01 Apr A Political Manifesto
A Political Manifesto
Major Farquhar St. John
I can’t begin to tell you what fun we’ve had on the hustings in this, our first campaign. My faith has been restored by those most affected by this current recession. It must be simply ghastly for all involved. Such stoicism in the face of impending doom is heart-rending. For that, I commend you all. Because of my status as a tax exile I don’t get to venture out among the good citizenry of Royal County Meath as much I should like to. My work as a Currency Trader similarly, compels one to stay abroad. Consequently, any sojourns into Eire are conducted by stealth. Still, I keep my oar in—with the occasional meet at Fairyhouse, riding out with the chaps from the Ward Union and, of course, Ladies Night at the Blue Jean Country Queen festival. Alas, this visit—on the canvas—was cut short due to a recurring bout of xenophobia. A malady I have endured since birth, it has progressed—to include Tourette’s. Moreover, this latest bout was prompted by an altercation with an unsightly young knave in Moynalty. The offence? He pointedly refused to doff his cap upon my instruction. Such an impertinence, is yet another indication of the growing malaise that permeates the lower orders. Naturally, I thrashed him to within an inch of his life—and would gladly heed the call to do so again. A fact, he would do well to reflect upon in the course of his recovery.
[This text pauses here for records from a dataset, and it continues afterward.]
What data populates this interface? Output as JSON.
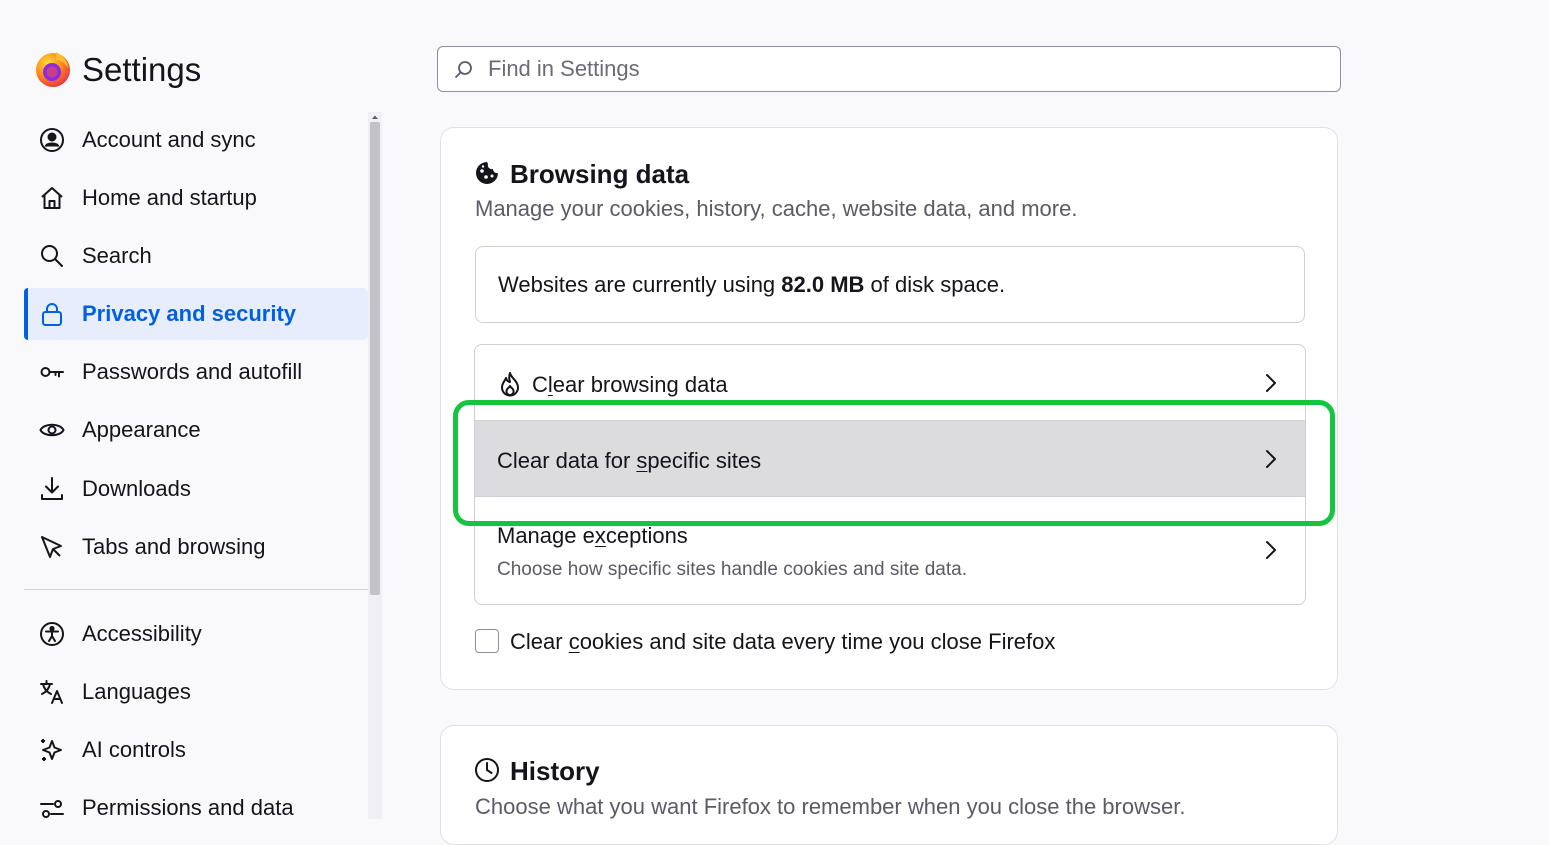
{
  "header": {
    "title": "Settings",
    "search_placeholder": "Find in Settings"
  },
  "sidebar": {
    "items": [
      {
        "label": "Account and sync",
        "icon": "account-icon"
      },
      {
        "label": "Home and startup",
        "icon": "home-icon"
      },
      {
        "label": "Search",
        "icon": "search-icon"
      },
      {
        "label": "Privacy and security",
        "icon": "lock-icon",
        "selected": true
      },
      {
        "label": "Passwords and autofill",
        "icon": "key-icon"
      },
      {
        "label": "Appearance",
        "icon": "eye-icon"
      },
      {
        "label": "Downloads",
        "icon": "download-icon"
      },
      {
        "label": "Tabs and browsing",
        "icon": "cursor-icon"
      }
    ],
    "items2": [
      {
        "label": "Accessibility",
        "icon": "accessibility-icon"
      },
      {
        "label": "Languages",
        "icon": "translate-icon"
      },
      {
        "label": "AI controls",
        "icon": "sparkle-icon"
      },
      {
        "label": "Permissions and data",
        "icon": "permissions-icon"
      }
    ]
  },
  "browsing_data": {
    "title": "Browsing data",
    "description": "Manage your cookies, history, cache, website data, and more.",
    "disk_prefix": "Websites are currently using ",
    "disk_amount": "82.0 MB",
    "disk_suffix": " of disk space.",
    "clear_browsing": {
      "pre": "C",
      "key": "l",
      "post": "ear browsing data"
    },
    "clear_sites": {
      "pre": "Clear data for ",
      "key": "s",
      "post": "pecific sites"
    },
    "manage_exceptions": {
      "pre": "Manage e",
      "key": "x",
      "post": "ceptions",
      "sub": "Choose how specific sites handle cookies and site data."
    },
    "checkbox": {
      "pre": "Clear ",
      "key": "c",
      "post": "ookies and site data every time you close Firefox",
      "checked": false
    }
  },
  "history": {
    "title": "History",
    "description": "Choose what you want Firefox to remember when you close the browser."
  },
  "colors": {
    "accent": "#0061e0",
    "highlight": "#17c43f"
  }
}
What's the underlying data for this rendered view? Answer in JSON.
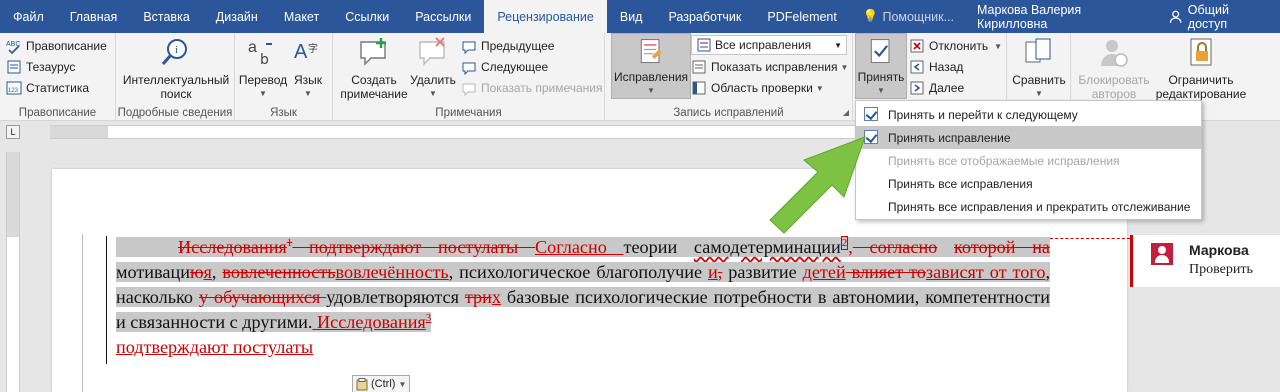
{
  "tabs": [
    "Файл",
    "Главная",
    "Вставка",
    "Дизайн",
    "Макет",
    "Ссылки",
    "Рассылки",
    "Рецензирование",
    "Вид",
    "Разработчик",
    "PDFelement"
  ],
  "active_tab": "Рецензирование",
  "help_placeholder": "Помощник...",
  "user_name": "Маркова Валерия Кирилловна",
  "share_label": "Общий доступ",
  "groups": {
    "spelling": {
      "label": "Правописание",
      "items": [
        "Правописание",
        "Тезаурус",
        "Статистика"
      ]
    },
    "insights": {
      "label": "Подробные сведения",
      "button": [
        "Интеллектуальный",
        "поиск"
      ]
    },
    "language": {
      "label": "Язык",
      "translate": "Перевод",
      "language": "Язык"
    },
    "comments": {
      "label": "Примечания",
      "create": [
        "Создать",
        "примечание"
      ],
      "delete": "Удалить",
      "prev": "Предыдущее",
      "next": "Следующее",
      "show": "Показать примечания"
    },
    "tracking": {
      "label": "Запись исправлений",
      "track_changes": "Исправления",
      "display_mode": "Все исправления",
      "show_markup": "Показать исправления",
      "reviewing_pane": "Область проверки"
    },
    "changes": {
      "accept": "Принять",
      "reject": "Отклонить",
      "previous": "Назад",
      "next": "Далее"
    },
    "compare": {
      "button": "Сравнить"
    },
    "protect": {
      "block_authors": [
        "Блокировать",
        "авторов"
      ],
      "restrict_editing": [
        "Ограничить",
        "редактирование"
      ]
    }
  },
  "accept_menu": {
    "items": [
      {
        "label": "Принять и перейти к следующему",
        "icon": "accept-icon",
        "disabled": false,
        "selected": false
      },
      {
        "label": "Принять исправление",
        "icon": "accept-icon",
        "disabled": false,
        "selected": true
      },
      {
        "label": "Принять все отображаемые исправления",
        "icon": "",
        "disabled": true,
        "selected": false
      },
      {
        "label": "Принять все исправления",
        "icon": "",
        "disabled": false,
        "selected": false
      },
      {
        "label": "Принять все исправления и прекратить отслеживание",
        "icon": "",
        "disabled": false,
        "selected": false
      }
    ]
  },
  "document": {
    "line1_del1": "Исследования",
    "line1_sup1": "1",
    "line1_del2": " подтверждают постулаты ",
    "line1_ins1": "Согласно ",
    "line1_t1": "теории ",
    "line1_t2": "самодетерминации",
    "line1_sup2": "2",
    "line1_ins2": ",",
    "line1_del3": " согласно",
    "line2_del1": "которой на",
    "line2_t1": " мотиваци",
    "line2_del2": "ю",
    "line2_ins1": "я",
    "line2_t2": ", ",
    "line2_del3": "вовлеченность",
    "line2_ins2": "вовлечённость",
    "line2_t3": ", психологическое благополучие ",
    "line2_ins3": "и",
    "line2_del4": ",",
    "line2_t4": " развитие",
    "line3_ins1": "детей",
    "line3_del1": " влияет то",
    "line3_ins2": "зависят от того",
    "line3_t1": ", насколько ",
    "line3_del2": "у обучающихся ",
    "line3_t2": "удовлетворяются ",
    "line3_del3": "три",
    "line3_ins3": "х",
    "line3_t3": " базовые",
    "line4_t1": "психологические потребности в автономии, компетентности и связанности с другими.",
    "line4_ins1": " Исследования",
    "line4_sup": "3",
    "line5_ins1": "подтверждают постулаты"
  },
  "paste_label": "(Ctrl)",
  "comment": {
    "author": "Маркова",
    "text": "Проверить"
  },
  "colors": {
    "ribbon_blue": "#2b579a",
    "revision_red": "#c00",
    "arrow_green": "#7dc242"
  }
}
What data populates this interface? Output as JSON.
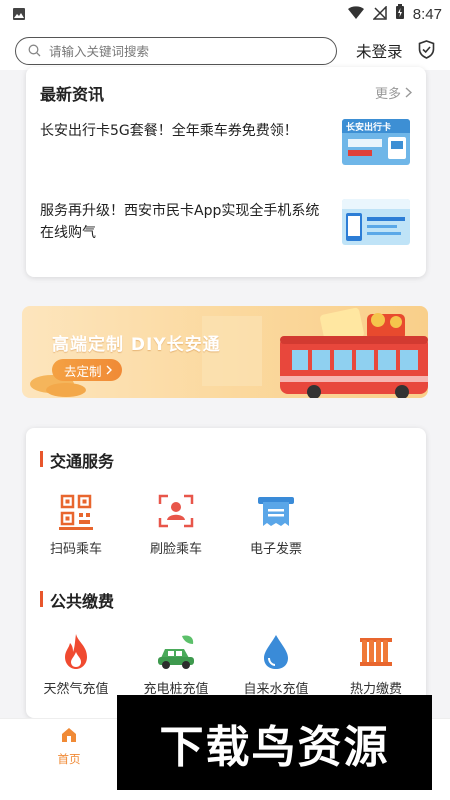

That day on the hustings did yield its own rewards. I learned of the savage nature of miserablism, which has seen many of you forego the pleasures of outrageous ostentation in favour of hedonistic displays of raucous revelry. I feel your pain. Though the plague of emigration has seen off a lot of the dross which passes for welfare state victim-hood here, the news hasn’t been all good. A great many of our finest fillies have been similarly discommoded. I share your frustration. If elected, I shall moot my proposal to ban emigration henceforth and replace it with an exchange program allowing for the immigration of Eastern European lovelies only. As an addendum to this, I shall move a writ ensuring the immediate repatriation to Dublin of all skangers to the enclaves from whence they came. This process can be extended to include any other persons of working-class origin prone to speaking audibly on subjects of which they know naught and/or acting suspiciously.
Those of you who live lives of quiet contemplation and—of necessity—modest frugality, have been heartened somewhat by the on-going spectacle of seeing yet another Celtic Tiger “cub” come a cropper. Bless the cockles of your black hearts, for I have too! There is nothing quite so vulgar as watching “new-money” stake their claim with cheques not even their own egos can match. Aspirations towards social elevation notwithstanding, there was a time when it was commensurate with even a token nod towards altruism. The conspiratorial patronage which aided and abetted the “boom” was but a poor substitute. The Celtic Tiger was feral beast indeed. Though Karma, like economics, is cyclical in nature we shall never set eyes on that beast again—“it’s with O’Leary in the grave!”. That being said, there are many yet, living beyond their means in properties they can ill-afford who require your assistance as taxpayers. Responding to their plight with cries of “All fur coat and no knickers!”—is just not cricket!
My friends in the world of finance are amenable to the notion of despairing clients settling accounts—with valuable blood donations—in the absence of any other viable alternative. High-grade, disease-free, Irish blood and internal organs remain valuable commodities in the trans-global world of medical commerce—not to mention the murky world of food processing. Such an innovation should be seized upon with great fervour, as I fear this great generosity of spirit may have a limited time-span.
I doubt if any of you will be in a position to write-off property tax contributions against charitable donations to my trust fund—Billionaires For Africa. Never fear. If elected, I promise to siphon off a tiny fraction—(say 5%)—of the One Billion Euro of Irish taxpayers money allocated to prop up military juntas in darkest Africa—towards enterprise development and poverty alleviation at home. I know there is little kudos in it, but my conscience and a creeping sense of moral justification, wouldn’t have it any other way.
To those of you who take the time to exercise your franchise, I know I can count on your vote. After all, we are all in this ghastly mess together what? To those of you too high-minded to be arsed—steady as she goes with the busy work of social implosion. In maintaining the status quo—rampant illiteracy apart—your consent is invaluable. To you all I say: “live horse and you’ll get grass!”
Major Farquhar St. John-Smythe,
Gawstlee Manors, De Boyce Square, Atha Bui, i gContae na Mhi.